Tuesday, June 04, 2019


Two Gates

William Morris (1834-1896), The Earthly Paradise, Vol. I (London: Longmans, Green, and Co., 1905), p. 71:
Two gates unto the road of life there are,
And to the happy youth both seem afar,
Both seem afar, so far the past one seems,
The gate of birth, made dim with many dreams,
Bright with remembered hopes, beset with flowers;
So far it seems he cannot count the hours
That to this midway path have led him on
Where every joy of life now seemeth won —
So far, he thinks not of the other gate,
Within whose shade the ghosts of dead hopes wait
To call upon him as he draws anear,
Despoiled, alone, and dull with many a fear,
"Where is thy work? how little thou hast done,
Where are my friends, why art thou so alone?"

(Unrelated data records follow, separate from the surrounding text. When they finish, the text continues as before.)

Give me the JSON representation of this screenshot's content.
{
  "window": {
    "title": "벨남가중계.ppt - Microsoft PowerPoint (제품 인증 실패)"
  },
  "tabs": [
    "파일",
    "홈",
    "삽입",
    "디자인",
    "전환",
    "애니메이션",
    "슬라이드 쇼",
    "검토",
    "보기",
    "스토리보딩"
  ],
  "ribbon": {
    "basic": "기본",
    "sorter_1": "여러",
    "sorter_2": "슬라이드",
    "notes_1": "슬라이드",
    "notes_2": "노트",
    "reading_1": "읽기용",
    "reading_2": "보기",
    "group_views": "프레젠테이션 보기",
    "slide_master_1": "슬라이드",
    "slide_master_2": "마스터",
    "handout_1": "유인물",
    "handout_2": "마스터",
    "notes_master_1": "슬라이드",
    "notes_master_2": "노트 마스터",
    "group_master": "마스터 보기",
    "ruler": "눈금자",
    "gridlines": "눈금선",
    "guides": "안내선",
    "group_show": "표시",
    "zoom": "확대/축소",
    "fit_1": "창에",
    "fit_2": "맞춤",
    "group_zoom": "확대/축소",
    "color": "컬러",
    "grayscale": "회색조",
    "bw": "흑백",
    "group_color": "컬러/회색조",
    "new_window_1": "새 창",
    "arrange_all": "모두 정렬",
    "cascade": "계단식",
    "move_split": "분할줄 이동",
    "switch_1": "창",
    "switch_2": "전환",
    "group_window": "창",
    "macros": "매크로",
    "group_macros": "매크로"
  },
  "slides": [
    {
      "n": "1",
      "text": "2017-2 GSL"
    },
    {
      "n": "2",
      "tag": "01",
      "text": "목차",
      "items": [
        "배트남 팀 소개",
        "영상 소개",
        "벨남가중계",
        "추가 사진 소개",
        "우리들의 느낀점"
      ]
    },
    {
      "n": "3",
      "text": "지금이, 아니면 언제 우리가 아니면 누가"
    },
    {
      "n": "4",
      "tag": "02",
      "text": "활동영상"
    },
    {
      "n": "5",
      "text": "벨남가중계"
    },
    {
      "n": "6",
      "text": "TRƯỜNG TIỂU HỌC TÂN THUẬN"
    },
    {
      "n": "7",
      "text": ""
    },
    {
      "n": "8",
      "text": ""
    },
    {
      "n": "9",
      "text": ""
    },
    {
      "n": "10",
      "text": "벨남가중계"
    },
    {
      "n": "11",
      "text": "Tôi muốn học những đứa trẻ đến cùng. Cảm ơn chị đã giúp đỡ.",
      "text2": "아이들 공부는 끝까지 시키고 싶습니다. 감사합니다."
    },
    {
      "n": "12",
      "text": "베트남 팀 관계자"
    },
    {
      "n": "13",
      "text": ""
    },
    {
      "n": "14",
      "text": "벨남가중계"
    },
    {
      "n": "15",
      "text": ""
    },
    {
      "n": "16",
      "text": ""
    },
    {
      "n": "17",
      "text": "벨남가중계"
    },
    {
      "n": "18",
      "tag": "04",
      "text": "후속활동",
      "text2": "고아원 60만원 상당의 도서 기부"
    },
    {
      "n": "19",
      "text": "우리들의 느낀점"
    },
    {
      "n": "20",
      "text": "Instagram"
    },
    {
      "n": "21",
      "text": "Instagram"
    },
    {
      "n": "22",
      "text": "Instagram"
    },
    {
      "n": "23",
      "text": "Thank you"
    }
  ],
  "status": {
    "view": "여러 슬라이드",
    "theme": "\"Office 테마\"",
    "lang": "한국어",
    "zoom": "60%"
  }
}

How shall he weigh his life? slow goes the time
The while the fresh dew-sprinkled hill we climb,
Thinking of what shall be the other side,
Slow pass perchance the minutes we abide
On the gained summit, blinking at the sun;
But when the downward journey is begun
No more our feet may loiter, past our ears
Shrieks the harsh wind scarce noted midst our fears,
And battling with the hostile things we meet
Till, ere we know it, our weak shrinking feet
Have brought us to the end and all is done.

<< Home
Newer›  ‹Older

This page is powered by Blogger. Isn't yours?